**The problem**
Copy all of the records exactly.

**The records**
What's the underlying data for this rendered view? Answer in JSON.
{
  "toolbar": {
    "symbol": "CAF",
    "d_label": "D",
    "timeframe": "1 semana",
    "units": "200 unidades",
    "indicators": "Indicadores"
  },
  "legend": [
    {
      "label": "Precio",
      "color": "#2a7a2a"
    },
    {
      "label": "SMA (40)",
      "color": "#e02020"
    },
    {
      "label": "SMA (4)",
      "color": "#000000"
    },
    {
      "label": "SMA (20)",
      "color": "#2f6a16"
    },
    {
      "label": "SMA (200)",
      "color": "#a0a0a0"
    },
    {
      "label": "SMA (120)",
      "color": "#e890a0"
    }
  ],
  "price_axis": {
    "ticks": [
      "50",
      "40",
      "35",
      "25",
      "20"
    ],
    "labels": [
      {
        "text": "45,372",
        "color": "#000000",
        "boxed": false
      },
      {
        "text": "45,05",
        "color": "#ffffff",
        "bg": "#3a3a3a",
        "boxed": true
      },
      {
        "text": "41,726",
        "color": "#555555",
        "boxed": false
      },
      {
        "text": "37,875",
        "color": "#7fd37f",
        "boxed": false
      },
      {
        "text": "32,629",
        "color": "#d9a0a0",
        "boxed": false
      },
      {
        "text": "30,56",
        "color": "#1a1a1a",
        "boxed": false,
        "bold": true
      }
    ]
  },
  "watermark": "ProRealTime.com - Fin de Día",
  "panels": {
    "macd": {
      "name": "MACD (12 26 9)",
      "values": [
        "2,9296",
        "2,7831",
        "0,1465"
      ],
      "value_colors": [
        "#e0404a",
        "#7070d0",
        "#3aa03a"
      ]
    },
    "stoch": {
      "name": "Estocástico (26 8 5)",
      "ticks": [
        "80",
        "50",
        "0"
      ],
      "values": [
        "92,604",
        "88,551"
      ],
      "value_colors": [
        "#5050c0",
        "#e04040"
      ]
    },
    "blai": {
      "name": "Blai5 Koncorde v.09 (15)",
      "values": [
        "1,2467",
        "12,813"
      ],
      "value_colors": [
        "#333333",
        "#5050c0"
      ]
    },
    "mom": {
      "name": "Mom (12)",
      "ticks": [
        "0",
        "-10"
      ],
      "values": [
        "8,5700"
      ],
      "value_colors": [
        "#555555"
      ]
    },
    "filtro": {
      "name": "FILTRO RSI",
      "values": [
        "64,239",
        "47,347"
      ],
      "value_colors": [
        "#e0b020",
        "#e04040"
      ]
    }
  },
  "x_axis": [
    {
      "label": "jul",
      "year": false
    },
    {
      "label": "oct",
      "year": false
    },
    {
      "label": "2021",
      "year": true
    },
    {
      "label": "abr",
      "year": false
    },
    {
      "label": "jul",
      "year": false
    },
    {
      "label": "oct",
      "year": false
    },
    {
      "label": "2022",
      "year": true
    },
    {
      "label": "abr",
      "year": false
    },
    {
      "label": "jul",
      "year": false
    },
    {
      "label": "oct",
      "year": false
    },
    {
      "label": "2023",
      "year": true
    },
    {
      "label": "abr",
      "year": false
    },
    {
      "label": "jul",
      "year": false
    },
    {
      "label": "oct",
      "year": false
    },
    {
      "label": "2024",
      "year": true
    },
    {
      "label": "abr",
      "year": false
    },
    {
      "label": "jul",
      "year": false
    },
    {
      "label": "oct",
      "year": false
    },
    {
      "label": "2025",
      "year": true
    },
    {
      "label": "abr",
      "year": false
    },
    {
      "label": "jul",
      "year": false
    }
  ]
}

**Result of this task**
What's the underlying data for this rendered view? Answer in JSON.
{
  "toolbar": {
    "symbol": "CAF",
    "d_label": "D",
    "timeframe": "1 semana",
    "units": "200 unidades",
    "indicators": "Indicadores"
  },
  "legend": [
    {
      "label": "Precio",
      "color": "#2a7a2a"
    },
    {
      "label": "SMA (40)",
      "color": "#e02020"
    },
    {
      "label": "SMA (4)",
      "color": "#000000"
    },
    {
      "label": "SMA (20)",
      "color": "#2f6a16"
    },
    {
      "label": "SMA (200)",
      "color": "#a0a0a0"
    },
    {
      "label": "SMA (120)",
      "color": "#e890a0"
    }
  ],
  "price_axis": {
    "ticks": [
      "50",
      "40",
      "35",
      "25",
      "20"
    ],
    "labels": [
      {
        "text": "45,372",
        "color": "#000000",
        "boxed": false
      },
      {
        "text": "45,05",
        "color": "#ffffff",
        "bg": "#3a3a3a",
        "boxed": true
      },
      {
        "text": "41,726",
        "color": "#555555",
        "boxed": false
      },
      {
        "text": "37,875",
        "color": "#7fd37f",
        "boxed": false
      },
      {
        "text": "32,629",
        "color": "#d9a0a0",
        "boxed": false
      },
      {
        "text": "30,56",
        "color": "#1a1a1a",
        "boxed": false,
        "bold": true
      }
    ]
  },
  "watermark": "ProRealTime.com - Fin de Día",
  "panels": {
    "macd": {
      "name": "MACD (12 26 9)",
      "values": [
        "2,9296",
        "2,7831",
        "0,1465"
      ],
      "value_colors": [
        "#e0404a",
        "#7070d0",
        "#3aa03a"
      ]
    },
    "stoch": {
      "name": "Estocástico (26 8 5)",
      "ticks": [
        "80",
        "50",
        "0"
      ],
      "values": [
        "92,604",
        "88,551"
      ],
      "value_colors": [
        "#5050c0",
        "#e04040"
      ]
    },
    "blai": {
      "name": "Blai5 Koncorde v.09 (15)",
      "values": [
        "1,2467",
        "12,813"
      ],
      "value_colors": [
        "#333333",
        "#5050c0"
      ]
    },
    "mom": {
      "name": "Mom (12)",
      "ticks": [
        "0",
        "-10"
      ],
      "values": [
        "8,5700"
      ],
      "value_colors": [
        "#555555"
      ]
    },
    "filtro": {
      "name": "FILTRO RSI",
      "values": [
        "64,239",
        "47,347"
      ],
      "value_colors": [
        "#e0b020",
        "#e04040"
      ]
    }
  },
  "x_axis": [
    {
      "label": "jul",
      "year": false
    },
    {
      "label": "oct",
      "year": false
    },
    {
      "label": "2021",
      "year": true
    },
    {
      "label": "abr",
      "year": false
    },
    {
      "label": "jul",
      "year": false
    },
    {
      "label": "oct",
      "year": false
    },
    {
      "label": "2022",
      "year": true
    },
    {
      "label": "abr",
      "year": false
    },
    {
      "label": "jul",
      "year": false
    },
    {
      "label": "oct",
      "year": false
    },
    {
      "label": "2023",
      "year": true
    },
    {
      "label": "abr",
      "year": false
    },
    {
      "label": "jul",
      "year": false
    },
    {
      "label": "oct",
      "year": false
    },
    {
      "label": "2024",
      "year": true
    },
    {
      "label": "abr",
      "year": false
    },
    {
      "label": "jul",
      "year": false
    },
    {
      "label": "oct",
      "year": false
    },
    {
      "label": "2025",
      "year": true
    },
    {
      "label": "abr",
      "year": false
    },
    {
      "label": "jul",
      "year": false
    }
  ]
}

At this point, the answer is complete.